_Excerpts from an interface dataset_
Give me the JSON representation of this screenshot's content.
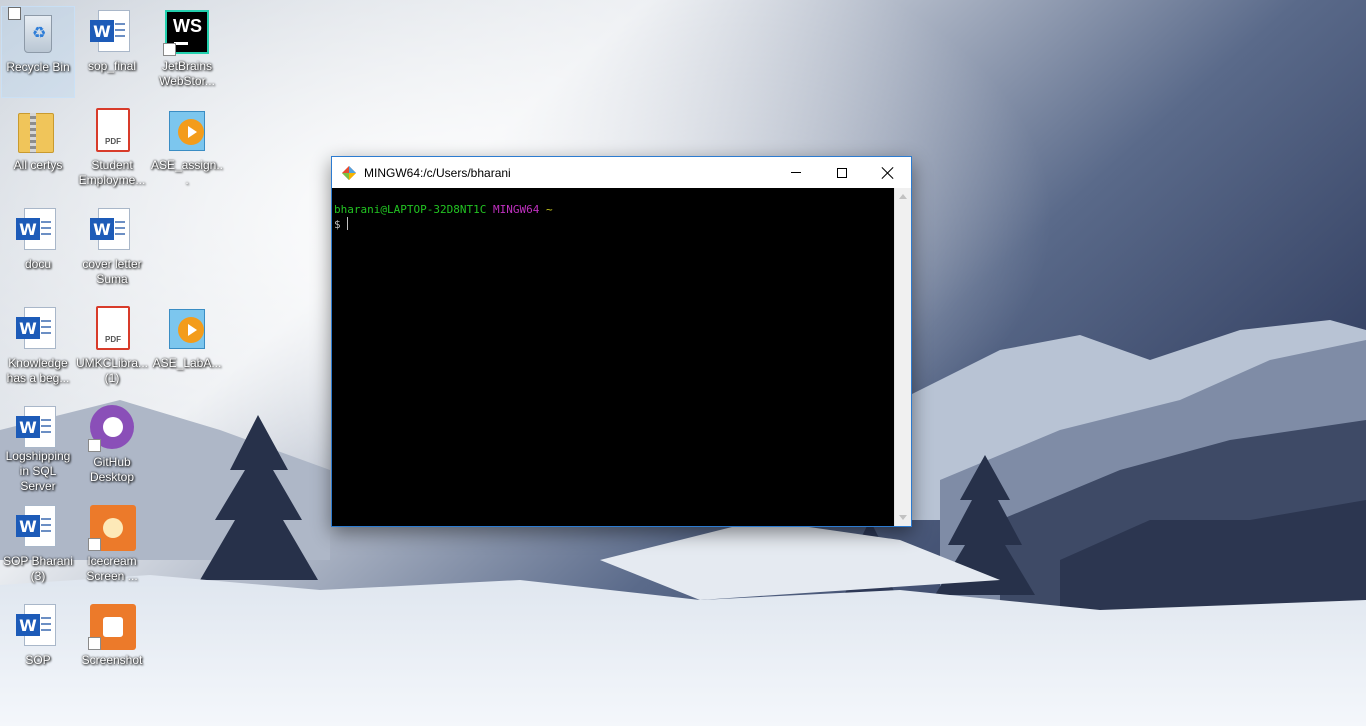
{
  "desktop": {
    "icons": [
      {
        "label": "Recycle Bin",
        "icon": "recycle-bin-icon"
      },
      {
        "label": "sop_final",
        "icon": "word-document-icon"
      },
      {
        "label": "JetBrains WebStor...",
        "icon": "webstorm-icon"
      },
      {
        "label": "All certys",
        "icon": "zip-folder-icon"
      },
      {
        "label": "Student Employme...",
        "icon": "pdf-icon"
      },
      {
        "label": "ASE_assign...",
        "icon": "video-file-icon"
      },
      {
        "label": "docu",
        "icon": "word-document-icon"
      },
      {
        "label": "cover letter Suma",
        "icon": "word-document-icon"
      },
      {
        "label": "Knowledge has a beg...",
        "icon": "word-document-icon"
      },
      {
        "label": "UMKCLibra... (1)",
        "icon": "pdf-icon"
      },
      {
        "label": "ASE_LabA...",
        "icon": "video-file-icon"
      },
      {
        "label": "Logshipping in SQL Server",
        "icon": "word-document-icon"
      },
      {
        "label": "GitHub Desktop",
        "icon": "github-desktop-icon"
      },
      {
        "label": "SOP Bharani (3)",
        "icon": "word-document-icon"
      },
      {
        "label": "Icecream Screen ...",
        "icon": "icecream-screen-recorder-icon"
      },
      {
        "label": "SOP",
        "icon": "word-document-icon"
      },
      {
        "label": "Screenshot",
        "icon": "screenshot-icon"
      }
    ]
  },
  "terminal": {
    "title": "MINGW64:/c/Users/bharani",
    "prompt_user": "bharani@LAPTOP-32D8NT1C",
    "prompt_shell": "MINGW64",
    "prompt_dir": "~",
    "prompt_symbol": "$",
    "controls": [
      "minimize",
      "maximize",
      "close"
    ]
  },
  "word_badge": "W",
  "pdf_badge": "PDF",
  "ws_badge": "WS",
  "colors": {
    "prompt_user": "#22c322",
    "prompt_shell": "#c030c0",
    "prompt_dir": "#c8c820",
    "window_border": "#2c7bd0"
  }
}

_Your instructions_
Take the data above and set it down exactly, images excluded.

_Completed exercise_
Give me the JSON representation of this screenshot's content.
{
  "desktop": {
    "icons": [
      {
        "label": "Recycle Bin",
        "icon": "recycle-bin-icon"
      },
      {
        "label": "sop_final",
        "icon": "word-document-icon"
      },
      {
        "label": "JetBrains WebStor...",
        "icon": "webstorm-icon"
      },
      {
        "label": "All certys",
        "icon": "zip-folder-icon"
      },
      {
        "label": "Student Employme...",
        "icon": "pdf-icon"
      },
      {
        "label": "ASE_assign...",
        "icon": "video-file-icon"
      },
      {
        "label": "docu",
        "icon": "word-document-icon"
      },
      {
        "label": "cover letter Suma",
        "icon": "word-document-icon"
      },
      {
        "label": "Knowledge has a beg...",
        "icon": "word-document-icon"
      },
      {
        "label": "UMKCLibra... (1)",
        "icon": "pdf-icon"
      },
      {
        "label": "ASE_LabA...",
        "icon": "video-file-icon"
      },
      {
        "label": "Logshipping in SQL Server",
        "icon": "word-document-icon"
      },
      {
        "label": "GitHub Desktop",
        "icon": "github-desktop-icon"
      },
      {
        "label": "SOP Bharani (3)",
        "icon": "word-document-icon"
      },
      {
        "label": "Icecream Screen ...",
        "icon": "icecream-screen-recorder-icon"
      },
      {
        "label": "SOP",
        "icon": "word-document-icon"
      },
      {
        "label": "Screenshot",
        "icon": "screenshot-icon"
      }
    ]
  },
  "terminal": {
    "title": "MINGW64:/c/Users/bharani",
    "prompt_user": "bharani@LAPTOP-32D8NT1C",
    "prompt_shell": "MINGW64",
    "prompt_dir": "~",
    "prompt_symbol": "$",
    "controls": [
      "minimize",
      "maximize",
      "close"
    ]
  },
  "word_badge": "W",
  "pdf_badge": "PDF",
  "ws_badge": "WS",
  "colors": {
    "prompt_user": "#22c322",
    "prompt_shell": "#c030c0",
    "prompt_dir": "#c8c820",
    "window_border": "#2c7bd0"
  }
}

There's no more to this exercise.